Oregon Editors Say:A yes voteis the best choice

The Oregonian

Ballot Measure 30 may feel the least necessary in Multnomah County, where people already approved a tax increase last spring.

But in truth, voters in Multnomah County may have the most to gain from Measure 30's passage, and much to lose from its failure. Last May, county voters overwhelmingly passed a three-year, 1.25 percent income tax to help shield local schools, human services and public safety from the state's budget crisis. This tax was necessary to keep schools from shutting down early, jails from popping open and other calamities. However, the income tax isn't ideal. It lands squarely and heavily on working individuals, not spread among many groups.

Later in 2003, the state Legislature passed a bipartisan balanced budget. This budget includes significant cuts and savings, along with a mix of taxes to make up for the steep decline in revenues from the state income tax. The package got referred to the voters in the form of Measure 30, now waiting for the tally Feb. 3.

If Measure 30 fails, Multnomah County will need every penny of that local tax as buffer against another round of state cuts. If the measure passes, the county will reduce and rebate part of the local tax.

Many county voters have understandable skepticism about Measure 30. They know the existing local tax protects the county's school districts from the deepest of the state cuts. They figure one confusing tax is better than two, and they're right about that. But county voters can't forget the original purpose of their local tax: to be a temporary lifeboat until state funding came through. The goal was never to secede financially from the rest of the state. The goal was to meet local needs until the state pulled itself together.

— The more quickly the county can reduce and drop its local income tax, the better. The more in sync Multnomah County is with the rest of Oregon, the better off the state will be.

And the more broadly the overall tax burden is spread, the more fair it is. Measure 30 is spread far more broadly and fairly than the county tax. It includes a temporary income-tax surcharge, which would cost taxpayers with a &

36;45,000 income roughly &

36;70 in 2003. Measure 30 also includes a reduction in the medical discount for high-income senior citizens, and it would continue a 10-cent-per-pack cigarette tax.

Most interesting, the balanced-budget plan in Measure 30 would close the corporate income tax loophole and end the days of Portland General Electric paying &

36;10 in state taxes. The minimum corporate income tax would be &

36;250 under Measure 30. That's reasonable.

And finally, with expected refunds if Measure 30 passes, about two-thirds of county taxpayers would pay lower taxes if the state plan passes.

We don't think this patchwork of midcycle taxes and cuts is ideal.
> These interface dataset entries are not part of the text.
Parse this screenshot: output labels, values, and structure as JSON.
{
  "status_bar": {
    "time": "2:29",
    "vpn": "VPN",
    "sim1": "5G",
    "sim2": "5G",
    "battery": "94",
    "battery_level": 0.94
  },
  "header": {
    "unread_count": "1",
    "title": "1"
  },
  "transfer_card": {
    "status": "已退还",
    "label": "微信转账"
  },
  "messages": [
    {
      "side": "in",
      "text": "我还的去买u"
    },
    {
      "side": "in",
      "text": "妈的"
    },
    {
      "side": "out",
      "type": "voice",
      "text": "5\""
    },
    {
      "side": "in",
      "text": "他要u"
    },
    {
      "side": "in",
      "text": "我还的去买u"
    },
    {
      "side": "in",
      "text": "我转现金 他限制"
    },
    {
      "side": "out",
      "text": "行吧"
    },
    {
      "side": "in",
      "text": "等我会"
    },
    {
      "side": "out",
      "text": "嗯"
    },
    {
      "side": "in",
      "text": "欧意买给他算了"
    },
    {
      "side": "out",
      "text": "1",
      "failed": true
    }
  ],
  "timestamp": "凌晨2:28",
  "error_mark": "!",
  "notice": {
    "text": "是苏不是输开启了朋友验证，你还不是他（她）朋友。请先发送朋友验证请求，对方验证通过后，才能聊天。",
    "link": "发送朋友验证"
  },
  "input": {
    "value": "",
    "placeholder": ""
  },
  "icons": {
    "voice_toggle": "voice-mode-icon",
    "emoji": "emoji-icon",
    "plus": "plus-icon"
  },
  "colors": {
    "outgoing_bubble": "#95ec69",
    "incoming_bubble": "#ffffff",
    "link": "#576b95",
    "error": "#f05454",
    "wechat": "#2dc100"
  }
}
But to attract businesses and improve Oregon's economy, the state has to stabilize its budget and end its lurching, indecisive method of running schools and other basic services. In Multnomah County, as in every part of the state, a yes vote is the best choice for Oregon's future.